Quantcast

Frack Free Colorado Rally and Concert Promotes a Renewable Energy Future

Energy

Frack Free Colorado

'Fractivists' at Civic Park in Denver for the Frack Free Colorado rally on Oct. 23.

A diverse mix of celebrities, scientists and non-profit leaders joined forces yesterday to host a rally and concert on Capital Hill in Denver to protest fracking, a technique used to release oil and gas from deep below the Earth’s surface. The Frack Free Colorado rally featured speeches and performances by Jakob Dylan of The Wallflowers, actors Daryl Hannah and Mariel Hemingway, the band Elephant Revival and many others.

“In these times of crisis, we must stand up for each other and our life support systems by doing all we can to speak up for true energy independence and energy security with regionally-based, clean renewables,” said actor and activist Darly Hannah.

Sandra Steingraber, an acclaimed ecologist, cancer survivor and author of Living Downstream, spoke of the negative health effects of fracking. "I see the courthouse is lit up in pink. I assume that's for Breast Cancer Awareness. If we want to prevent cancer, we must stop fracking."

Activist and actor Daryl Hannah at the Frack Free Colorado rally on Oct. 23.

Steingraber also spoke about the importance of coalition building and discussed her work with New Yorkers Against Fracking, a coalition of more than 180 local, regional and national groups. She said that advocates have managed to keep the New York’s fracking moratorium in place, despite heavy pressure from the oil and gas industry.
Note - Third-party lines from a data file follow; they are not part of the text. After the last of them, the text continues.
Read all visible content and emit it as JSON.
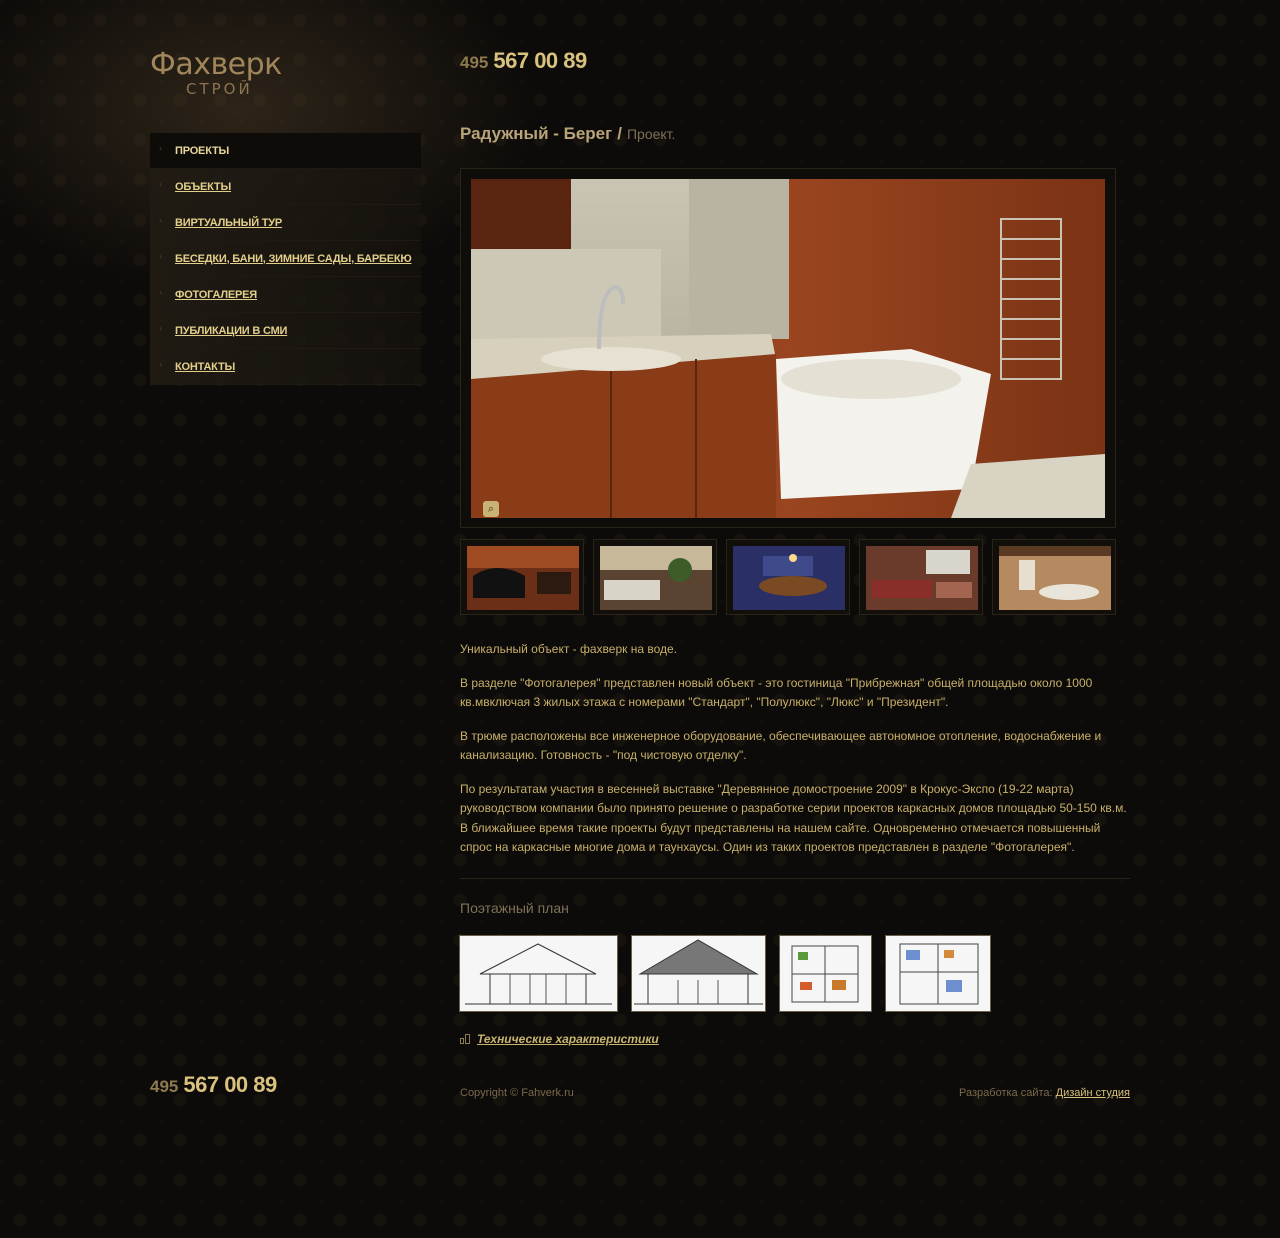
{
  "logo": {
    "title": "Фахверк",
    "subtitle": "строй"
  },
  "phone": {
    "code": "495",
    "number": "567 00 89"
  },
  "nav": {
    "items": [
      {
        "label": "Проекты",
        "active": true
      },
      {
        "label": "Объекты"
      },
      {
        "label": "Виртуальный тур"
      },
      {
        "label": "Беседки, бани, зимние сады, барбекю"
      },
      {
        "label": "Фотогалерея"
      },
      {
        "label": "Публикации в СМИ"
      },
      {
        "label": "Контакты"
      }
    ]
  },
  "page": {
    "title": "Радужный - Берег",
    "separator": "/",
    "subtitle": "Проект."
  },
  "gallery": {
    "main_photo": "bathroom-photo",
    "zoom_icon": "zoom-icon",
    "thumbnails": [
      "piano-room",
      "living-room-sofa",
      "dining-room",
      "living-room-fireplace",
      "lounge-hall"
    ]
  },
  "content": {
    "paragraphs": [
      "Уникальный объект - фахверк на воде.",
      "В разделе \"Фотогалерея\" представлен новый объект - это гостиница \"Прибрежная\" общей площадью около 1000 кв.мвключая 3 жилых этажа с номерами \"Стандарт\", \"Полулюкс\", \"Люкс\" и \"Президент\".",
      "В трюме расположены все инженерное оборудование, обеспечивающее автономное отопление, водоснабжение и канализацию. Готовность - \"под чистовую отделку\".",
      "По результатам участия в весенней выставке \"Деревянное домостроение 2009\" в Крокус-Экспо (19-22 марта) руководством компании было принято решение о разработке серии проектов каркасных домов площадью 50-150 кв.м. В ближайшее время такие проекты будут представлены на нашем сайте. Одновременно отмечается повышенный спрос на каркасные многие дома и таунхаусы. Один из таких проектов представлен в разделе \"Фотогалерея\"."
    ]
  },
  "floor_plan": {
    "title": "Поэтажный план",
    "images": [
      "facade-drawing-1",
      "facade-drawing-2",
      "floor-plan-1",
      "floor-plan-2"
    ]
  },
  "tech": {
    "label": "Технические характеристики"
  },
  "footer": {
    "copyright": "Copyright © Fahverk.ru",
    "dev_prefix": "Разработка сайта:",
    "dev_link": "Дизайн студия"
  },
  "colors": {
    "background": "#0d0b09",
    "accent": "#d9c27e",
    "text": "#c8b06a"
  }
}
Visit EcoWatch’s FRACKING page for more related news on this topic.

--------

Frack Free Colorado is sponsored by Patagonia, Prana, Black Diamond, New Belgium Brewing Company, Backpacker’s Pantry, Vibrant Planet, Conscious Global Leadership, The Invisible Spark, Sierra Club, 1% for the Planet, Lighthouse Solar and Backbone Media. The event’s co-organizers include Water Defense, Artists Against Fracking, Food & Water Watch, Clean Water Action, CREDO, etown, Rock the Earth, East Boulder County United, Wilderness Workshop, Erie Rising, The Mothers Project, Adams County Unite Now, Earth Guardians, Boulder County Citizens for Community Rights, Out Health Our Future Our Longmont, Mass Current and What the Frack?! Arapahoe.

 

EcoWatch Daily Newsletter
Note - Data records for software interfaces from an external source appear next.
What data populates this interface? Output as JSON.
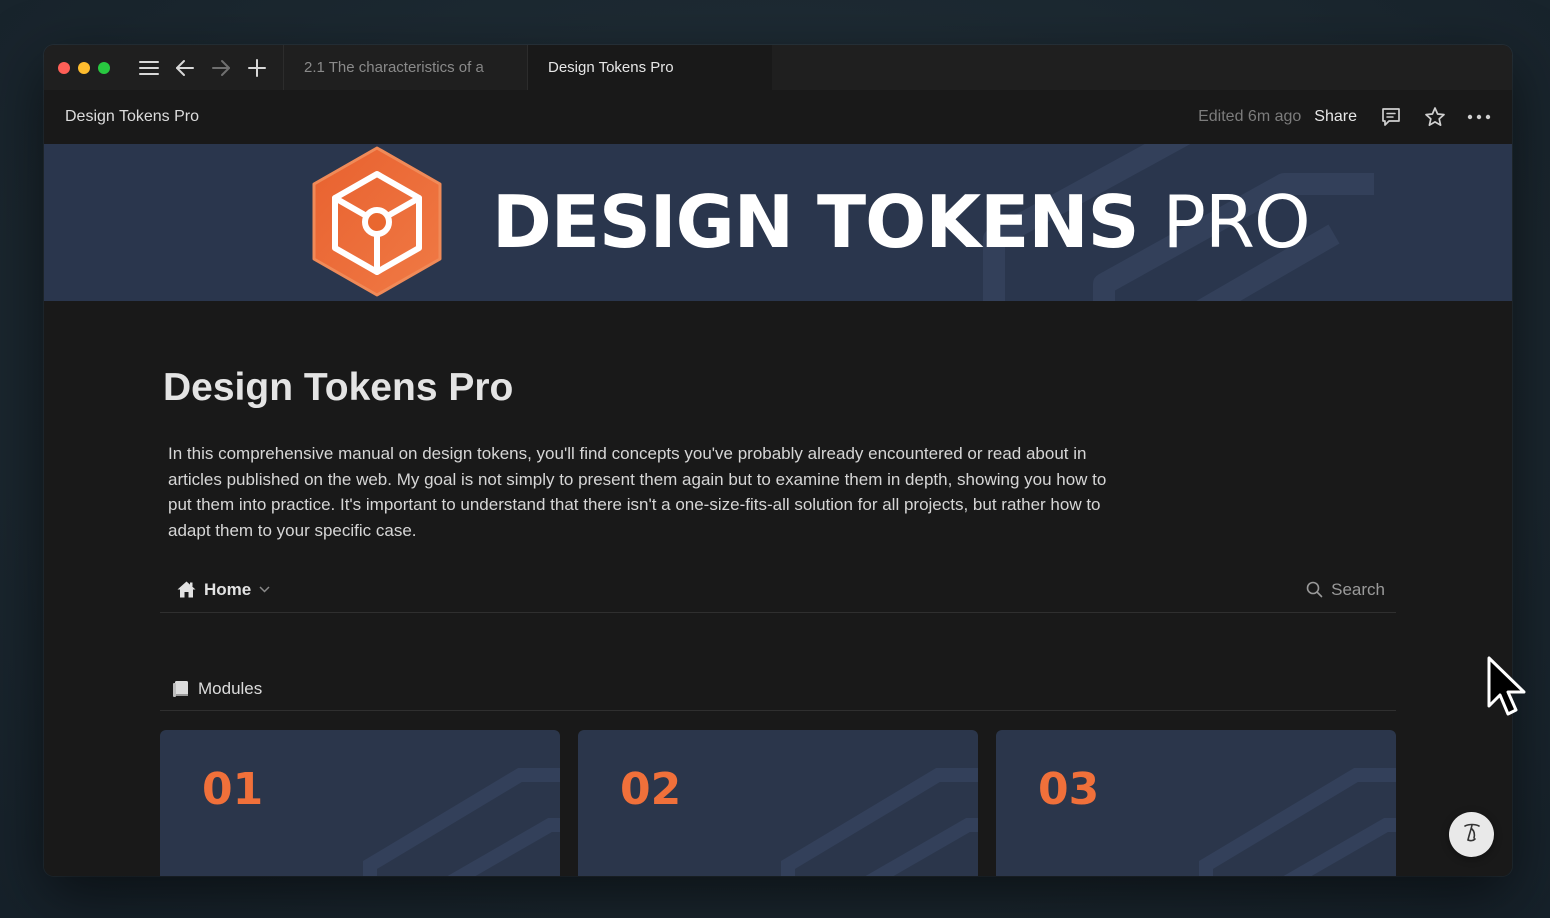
{
  "tabs": [
    {
      "label": "2.1 The characteristics of a",
      "active": false
    },
    {
      "label": "Design Tokens Pro",
      "active": true
    }
  ],
  "header": {
    "breadcrumb": "Design Tokens Pro",
    "edited": "Edited 6m ago",
    "share_label": "Share"
  },
  "banner": {
    "title_bold": "DESIGN TOKENS",
    "title_light": "PRO"
  },
  "page": {
    "title": "Design Tokens Pro",
    "intro": "In this comprehensive manual on design tokens, you'll find concepts you've probably already encountered or read about in articles published on the web. My goal is not simply to present them again but to examine them in depth, showing you how to put them into practice. It's important to understand that there isn't a one-size-fits-all solution for all projects, but rather how to adapt them to your specific case."
  },
  "nav": {
    "home_label": "Home",
    "search_label": "Search"
  },
  "modules": {
    "heading": "Modules",
    "cards": [
      {
        "number": "01"
      },
      {
        "number": "02"
      },
      {
        "number": "03"
      }
    ]
  },
  "colors": {
    "accent": "#f0703a",
    "banner_bg": "#2a364d",
    "card_bg": "#2b364b",
    "page_bg": "#191919"
  },
  "icons": {
    "menu": "hamburger-icon",
    "back": "arrow-left-icon",
    "forward": "arrow-right-icon",
    "new_tab": "plus-icon",
    "comment": "comment-icon",
    "favorite": "star-icon",
    "more": "ellipsis-icon",
    "home": "house-icon",
    "search": "search-icon",
    "modules": "book-icon",
    "help": "help-icon"
  }
}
Cracker Lake, Glacier National Park, Montana. Jacob W. Frank / NPS / Flickr

By Jason Bittel

High up in the mountains of Montana's Glacier National Park, there are two species of insect that only a fly fishermen or entomologist would probably recognize. Known as stoneflies, these aquatic bugs are similar to dragonflies and mayflies in that they spend part of their lives underwater before emerging onto the land, where they transform into winged adults less than a half inch long. However, unlike those other species, stoneflies do their thing only where cold, clean waters flow.

Read More
Augusta National / Getty Images

By Bob Curley

  • The new chicken sandwiches at McDonald's, Popeyes, and Chick-fil-A all contain the MSG flavor enhancement chemical.
  • Experts say MSG can enhance the so-called umami flavor of a food.
  • The ingredient is found in everything from Chinese food and pizza to prepackaged sandwiches and table sauces.

McDonald's wants to get in on the chicken sandwich war currently being waged between Popeyes and Chick-fil-A.

Read More
Sponsored
Protesters march during a "Friday for future" youth demonstration in a street of Davos on Jan. 24 on the sideline of the World Economic Forum annual meeting. FABRICE COFFRINI / AFP / Getty Images

By Andrea Germanos

Youth climate activists marched through the streets of Davos, Switzerland Friday as the World Economic Forum wrapped up in a Fridays for Future demonstration underscoring their demand that the global elite act swiftly to tackle the climate emergency.

Read More
chuchart duangdaw / Moment / Getty Images

By Tim Radford

The year is less than four weeks old, but scientists already know that carbon dioxide emissions will continue to head upwards — as they have every year since measurements began leading to a continuation of the Earth's rising heat.

Read More
Lucy Lambriex / DigitalVision / Getty Images

By Katey Davidson

Each year, an estimated 600 million people worldwide experience a foodborne illness.

While there are many causes, a major and preventable one is cross-contamination.

Read More